Page and application data records:
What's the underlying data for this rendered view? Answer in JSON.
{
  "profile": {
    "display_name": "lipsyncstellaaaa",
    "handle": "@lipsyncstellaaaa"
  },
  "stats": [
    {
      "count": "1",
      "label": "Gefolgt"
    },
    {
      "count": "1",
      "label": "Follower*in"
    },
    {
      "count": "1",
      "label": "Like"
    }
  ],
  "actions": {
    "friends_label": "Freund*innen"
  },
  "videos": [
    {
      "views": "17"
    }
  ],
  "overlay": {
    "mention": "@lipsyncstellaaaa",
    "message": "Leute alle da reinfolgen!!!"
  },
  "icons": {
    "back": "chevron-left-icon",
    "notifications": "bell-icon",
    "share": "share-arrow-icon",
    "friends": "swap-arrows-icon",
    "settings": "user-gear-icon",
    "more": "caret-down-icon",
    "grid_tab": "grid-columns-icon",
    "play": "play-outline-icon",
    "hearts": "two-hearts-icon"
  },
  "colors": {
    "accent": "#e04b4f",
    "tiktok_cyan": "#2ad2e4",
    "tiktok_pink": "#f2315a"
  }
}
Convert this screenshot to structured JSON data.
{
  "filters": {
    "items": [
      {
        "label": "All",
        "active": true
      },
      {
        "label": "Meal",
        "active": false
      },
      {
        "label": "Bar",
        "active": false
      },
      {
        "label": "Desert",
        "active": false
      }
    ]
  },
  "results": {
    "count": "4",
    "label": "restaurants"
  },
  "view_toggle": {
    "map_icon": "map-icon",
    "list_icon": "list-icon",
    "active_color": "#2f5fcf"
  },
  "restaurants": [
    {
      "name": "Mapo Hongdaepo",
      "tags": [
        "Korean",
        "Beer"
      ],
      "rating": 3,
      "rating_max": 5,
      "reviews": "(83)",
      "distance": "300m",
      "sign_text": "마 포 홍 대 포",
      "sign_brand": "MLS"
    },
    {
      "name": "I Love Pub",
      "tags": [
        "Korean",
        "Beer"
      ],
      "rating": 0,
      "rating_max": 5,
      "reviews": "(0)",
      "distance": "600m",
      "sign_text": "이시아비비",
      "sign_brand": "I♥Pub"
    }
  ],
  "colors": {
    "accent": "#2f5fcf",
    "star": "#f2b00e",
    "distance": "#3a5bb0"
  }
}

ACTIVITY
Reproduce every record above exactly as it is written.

YOUR RESPONSE
What's the underlying data for this rendered view? Answer in JSON.
{
  "profile": {
    "display_name": "lipsyncstellaaaa",
    "handle": "@lipsyncstellaaaa"
  },
  "stats": [
    {
      "count": "1",
      "label": "Gefolgt"
    },
    {
      "count": "1",
      "label": "Follower*in"
    },
    {
      "count": "1",
      "label": "Like"
    }
  ],
  "actions": {
    "friends_label": "Freund*innen"
  },
  "videos": [
    {
      "views": "17"
    }
  ],
  "overlay": {
    "mention": "@lipsyncstellaaaa",
    "message": "Leute alle da reinfolgen!!!"
  },
  "icons": {
    "back": "chevron-left-icon",
    "notifications": "bell-icon",
    "share": "share-arrow-icon",
    "friends": "swap-arrows-icon",
    "settings": "user-gear-icon",
    "more": "caret-down-icon",
    "grid_tab": "grid-columns-icon",
    "play": "play-outline-icon",
    "hearts": "two-hearts-icon"
  },
  "colors": {
    "accent": "#e04b4f",
    "tiktok_cyan": "#2ad2e4",
    "tiktok_pink": "#f2315a"
  }
}
Convert this screenshot to structured JSON data.
{
  "filters": {
    "items": [
      {
        "label": "All",
        "active": true
      },
      {
        "label": "Meal",
        "active": false
      },
      {
        "label": "Bar",
        "active": false
      },
      {
        "label": "Desert",
        "active": false
      }
    ]
  },
  "results": {
    "count": "4",
    "label": "restaurants"
  },
  "view_toggle": {
    "map_icon": "map-icon",
    "list_icon": "list-icon",
    "active_color": "#2f5fcf"
  },
  "restaurants": [
    {
      "name": "Mapo Hongdaepo",
      "tags": [
        "Korean",
        "Beer"
      ],
      "rating": 3,
      "rating_max": 5,
      "reviews": "(83)",
      "distance": "300m",
      "sign_text": "마 포 홍 대 포",
      "sign_brand": "MLS"
    },
    {
      "name": "I Love Pub",
      "tags": [
        "Korean",
        "Beer"
      ],
      "rating": 0,
      "rating_max": 5,
      "reviews": "(0)",
      "distance": "600m",
      "sign_text": "이시아비비",
      "sign_brand": "I♥Pub"
    }
  ],
  "colors": {
    "accent": "#2f5fcf",
    "star": "#f2b00e",
    "distance": "#3a5bb0"
  }
}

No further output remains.